** Opening AVAILABLE DATA block **
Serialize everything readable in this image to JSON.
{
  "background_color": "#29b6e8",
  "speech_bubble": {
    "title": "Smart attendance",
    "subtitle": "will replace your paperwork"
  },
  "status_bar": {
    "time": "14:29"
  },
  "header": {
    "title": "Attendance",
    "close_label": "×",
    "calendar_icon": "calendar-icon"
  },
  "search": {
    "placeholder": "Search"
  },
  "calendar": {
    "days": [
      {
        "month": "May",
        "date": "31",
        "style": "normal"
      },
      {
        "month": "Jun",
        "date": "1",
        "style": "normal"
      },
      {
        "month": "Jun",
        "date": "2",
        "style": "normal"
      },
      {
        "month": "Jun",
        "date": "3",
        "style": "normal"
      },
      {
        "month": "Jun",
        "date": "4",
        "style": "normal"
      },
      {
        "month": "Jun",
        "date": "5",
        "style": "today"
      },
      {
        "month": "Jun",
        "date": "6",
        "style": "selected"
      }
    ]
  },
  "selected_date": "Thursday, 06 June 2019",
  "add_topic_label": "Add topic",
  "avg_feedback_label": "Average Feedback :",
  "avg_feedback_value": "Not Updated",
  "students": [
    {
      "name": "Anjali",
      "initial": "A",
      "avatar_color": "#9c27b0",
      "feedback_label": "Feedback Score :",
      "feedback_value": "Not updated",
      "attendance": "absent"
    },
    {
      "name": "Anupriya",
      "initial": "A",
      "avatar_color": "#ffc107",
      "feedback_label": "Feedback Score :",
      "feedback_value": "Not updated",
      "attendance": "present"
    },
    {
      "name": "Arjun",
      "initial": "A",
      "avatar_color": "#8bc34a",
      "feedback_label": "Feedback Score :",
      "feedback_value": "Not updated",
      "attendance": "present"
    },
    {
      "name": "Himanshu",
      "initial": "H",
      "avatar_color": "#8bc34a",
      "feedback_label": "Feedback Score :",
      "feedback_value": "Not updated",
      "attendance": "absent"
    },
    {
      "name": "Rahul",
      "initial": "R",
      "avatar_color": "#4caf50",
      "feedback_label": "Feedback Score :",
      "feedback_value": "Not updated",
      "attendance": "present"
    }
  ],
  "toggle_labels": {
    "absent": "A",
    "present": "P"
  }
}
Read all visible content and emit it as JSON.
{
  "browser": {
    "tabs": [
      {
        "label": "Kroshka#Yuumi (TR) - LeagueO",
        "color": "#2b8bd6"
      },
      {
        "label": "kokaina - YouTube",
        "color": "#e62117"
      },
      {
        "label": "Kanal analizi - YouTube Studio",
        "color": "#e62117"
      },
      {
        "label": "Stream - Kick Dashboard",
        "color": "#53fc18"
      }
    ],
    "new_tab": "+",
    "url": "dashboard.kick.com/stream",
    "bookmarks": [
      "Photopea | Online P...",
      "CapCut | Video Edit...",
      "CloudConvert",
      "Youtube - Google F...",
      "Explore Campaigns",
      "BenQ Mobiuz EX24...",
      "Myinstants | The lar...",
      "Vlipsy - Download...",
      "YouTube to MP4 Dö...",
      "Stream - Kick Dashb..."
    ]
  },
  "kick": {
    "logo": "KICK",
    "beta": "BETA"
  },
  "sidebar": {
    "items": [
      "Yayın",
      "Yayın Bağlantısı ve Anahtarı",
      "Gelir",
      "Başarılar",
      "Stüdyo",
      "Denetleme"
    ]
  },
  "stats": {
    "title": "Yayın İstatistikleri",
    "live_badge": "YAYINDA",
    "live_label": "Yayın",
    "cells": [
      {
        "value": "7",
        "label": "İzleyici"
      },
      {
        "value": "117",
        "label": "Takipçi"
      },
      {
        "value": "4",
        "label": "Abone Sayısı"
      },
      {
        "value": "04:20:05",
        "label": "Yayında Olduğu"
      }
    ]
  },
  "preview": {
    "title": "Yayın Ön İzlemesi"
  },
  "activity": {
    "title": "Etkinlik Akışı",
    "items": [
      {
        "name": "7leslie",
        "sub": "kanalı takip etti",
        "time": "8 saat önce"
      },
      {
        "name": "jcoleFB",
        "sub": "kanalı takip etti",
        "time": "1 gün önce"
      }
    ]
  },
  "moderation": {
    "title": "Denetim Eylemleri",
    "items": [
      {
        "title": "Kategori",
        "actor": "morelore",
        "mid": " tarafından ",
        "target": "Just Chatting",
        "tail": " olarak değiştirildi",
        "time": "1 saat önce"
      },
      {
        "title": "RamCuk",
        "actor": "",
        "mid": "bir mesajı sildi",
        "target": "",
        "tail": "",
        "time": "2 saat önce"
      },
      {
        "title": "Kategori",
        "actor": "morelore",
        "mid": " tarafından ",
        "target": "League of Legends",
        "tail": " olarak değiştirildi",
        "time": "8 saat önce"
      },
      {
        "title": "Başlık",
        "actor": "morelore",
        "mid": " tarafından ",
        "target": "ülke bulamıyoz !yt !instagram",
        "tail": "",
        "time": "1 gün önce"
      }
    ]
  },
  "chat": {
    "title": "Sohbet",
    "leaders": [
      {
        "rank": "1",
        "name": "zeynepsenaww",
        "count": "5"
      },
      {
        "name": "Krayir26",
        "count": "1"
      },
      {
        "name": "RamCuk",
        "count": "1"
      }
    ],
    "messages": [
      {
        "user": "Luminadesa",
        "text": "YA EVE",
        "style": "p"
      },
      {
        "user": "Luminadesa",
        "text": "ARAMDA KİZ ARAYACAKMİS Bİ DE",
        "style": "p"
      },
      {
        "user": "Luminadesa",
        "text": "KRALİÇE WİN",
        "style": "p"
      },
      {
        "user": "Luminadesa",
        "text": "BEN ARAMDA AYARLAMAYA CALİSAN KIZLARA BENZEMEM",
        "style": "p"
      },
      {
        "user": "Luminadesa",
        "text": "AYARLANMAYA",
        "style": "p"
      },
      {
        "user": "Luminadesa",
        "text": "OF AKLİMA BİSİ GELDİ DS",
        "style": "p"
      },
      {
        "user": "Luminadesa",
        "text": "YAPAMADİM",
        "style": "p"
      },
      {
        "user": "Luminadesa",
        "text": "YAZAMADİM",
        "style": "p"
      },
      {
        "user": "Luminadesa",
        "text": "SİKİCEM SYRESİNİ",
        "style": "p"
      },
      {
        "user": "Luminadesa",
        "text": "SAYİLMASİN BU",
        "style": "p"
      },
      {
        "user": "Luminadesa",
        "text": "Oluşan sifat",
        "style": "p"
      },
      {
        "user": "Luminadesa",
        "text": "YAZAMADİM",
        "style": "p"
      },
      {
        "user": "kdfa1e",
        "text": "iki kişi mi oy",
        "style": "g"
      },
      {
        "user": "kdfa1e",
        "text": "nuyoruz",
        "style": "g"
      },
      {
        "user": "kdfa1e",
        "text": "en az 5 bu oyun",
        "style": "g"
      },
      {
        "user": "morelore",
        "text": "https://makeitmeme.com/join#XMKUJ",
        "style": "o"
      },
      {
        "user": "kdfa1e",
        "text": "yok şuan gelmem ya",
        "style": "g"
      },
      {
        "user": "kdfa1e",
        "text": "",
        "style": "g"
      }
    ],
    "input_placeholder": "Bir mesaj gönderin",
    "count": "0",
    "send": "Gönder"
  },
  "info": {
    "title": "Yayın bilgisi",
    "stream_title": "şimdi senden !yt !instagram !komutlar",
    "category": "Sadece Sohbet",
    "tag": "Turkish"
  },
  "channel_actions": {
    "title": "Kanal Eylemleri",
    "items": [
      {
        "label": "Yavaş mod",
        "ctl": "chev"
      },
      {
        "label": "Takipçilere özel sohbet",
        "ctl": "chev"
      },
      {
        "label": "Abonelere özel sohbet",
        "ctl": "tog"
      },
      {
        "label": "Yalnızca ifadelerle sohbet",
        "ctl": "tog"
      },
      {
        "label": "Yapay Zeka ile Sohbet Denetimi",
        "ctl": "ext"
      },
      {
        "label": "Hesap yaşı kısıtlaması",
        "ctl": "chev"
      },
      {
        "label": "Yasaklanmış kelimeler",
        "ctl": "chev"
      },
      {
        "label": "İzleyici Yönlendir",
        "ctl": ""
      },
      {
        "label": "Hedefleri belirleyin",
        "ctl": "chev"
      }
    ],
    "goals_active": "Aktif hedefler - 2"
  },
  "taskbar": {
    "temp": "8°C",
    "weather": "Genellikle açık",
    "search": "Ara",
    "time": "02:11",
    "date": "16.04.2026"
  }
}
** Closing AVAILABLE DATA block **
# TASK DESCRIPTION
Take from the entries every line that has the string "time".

# RESPONSE TO THE TASK
    "time": "14:29"
        "time": "8 saat önce"
        "time": "1 gün önce"
        "time": "1 saat önce"
        "time": "2 saat önce"
        "time": "8 saat önce"
        "time": "1 gün önce"
    "time": "02:11",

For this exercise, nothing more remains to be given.